The nice lady in the Nanette Lepore store wrapped the skirt in beautiful pink tissue paper, placed it in a Nanette Lepore bag, and we were on our way. We window shopped a little longer, then got in line for the Cirque’ du Soleil show we had tickets to see.
The O show is a water show, and the theater has seats in the round that are tiered upward from the big pool in the middle of the stage. We made sure we were out of the splash zone because I still had the skirt with me, having not had time to return to our temporary home that evening. My husband took charge of the bag containing the skirt and placed it under his seat for safe keeping.
The show, O was fabulous. As the finale winded down, and the lights came on, the four of us began to gather our belongings. My husband reached under his seat to retrieve the Nanette Lepore bag containing my expensive Las Vegas Souvenir. I noticed that the bottom of the bag was wet. Soaking wet.
As much as we had been mindful of guarding the skirt from the splashing water in the O show, we had been less mindful of the little girl drinking a big gulp seated just behind my husband in the tiered row above us.
I pulled the skirt out of the bag.
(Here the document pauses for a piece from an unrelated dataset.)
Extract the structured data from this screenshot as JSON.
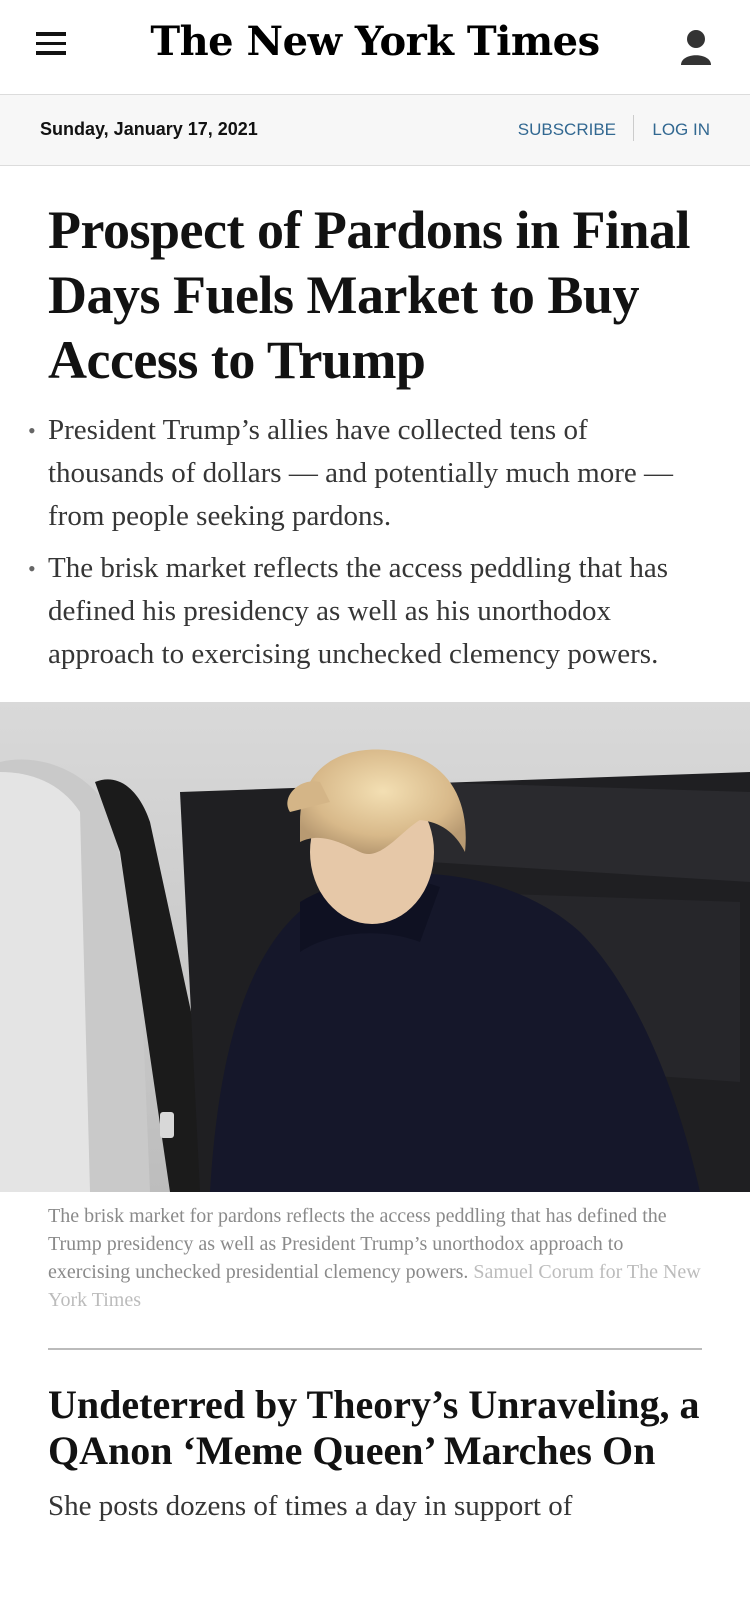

It was dripping with soda. Worse yet, the pink tissue paper meant to protect the expensive skirt had now bled onto the unique, well-made cream colored material. It was ruined. Queasy galore!
I could only think to wash the skirt as quickly as possible. Cold water? Hot water? It was 11:00 pm, and we were still in the theater. I made my way to the restroom to try and wash it. Then I realized that I had the business card from the shop in Caesar’s Palace. Hoping beyond hope, I called.
“Hello. Nanette Lepore, Las Vegas“.
I quickly explained what had happened, then asked the question most on my mind, “Should I wash it in cold water or hot water? What do I do?”
Then I entered the twilight zone of excellent customer service. “We’ll exchange it for you,” the woman at the shop said.
“You’ll do what? You would really do that?” I said in complete shock. The queasiness was decreasing a little.
“Of course, Ma’am. Bring it in. We’ll be here until 1:00.” That was 1:00 AM! I was definitely in a twilight zone.
By midnight, we’d made our way back to the Nanette Lepore store. As nice as the people in that shop were, they could not exchange the skirt because there was not another one there in my size. However, they explained that there were Nanette Lepore stores throughout the country – Chicago, New York, San Francisco, etc. They vowed to find the skirt in my size at one of them.
However, all the other stores were closed at that point. They would have to wait until morning to begin the search. This posed a problem: we were boarding a plane in the morning to go home. The lady at the shop took my phone number and the skirt, and told me she would call me in the morning with the result of her search.
“Don’t worry. We’ll make this right for you.” Excellent customer service. It was not their fault that my skirt had gotten wet, or that the tissue paper bled onto the fabric, but they were going to make it right.
And they did. While at the airport gate the next morning, the lady from Nanette Lepore called. She had found the skirt in my size at their San Francisco store. They would be mailing it to my home address directly.
“What will the shipping charges be?” I asked.
“Oh, you don’t need to worry about that. You won’t be charged for shipping“, she said.
Two days later, the unique, well-made, expensive skirt was delivered to my door inside a box, and wrapped in pink tissue paper.
My story has come full circle. You might theorize that because I paid a higher price for the skirt than I did for the smoothie that I should expect better customer service. You may be right.
However, it is my theory, that excellent customer service means giving customers the unexpected. Whether your product costs one dollar or a thousand dollars, your customers should always be happily surprised by the experience you provide.
What do you think about the way the Nanette Lepore shop handled my crisis?
How can YOU deliver greater service to your customers?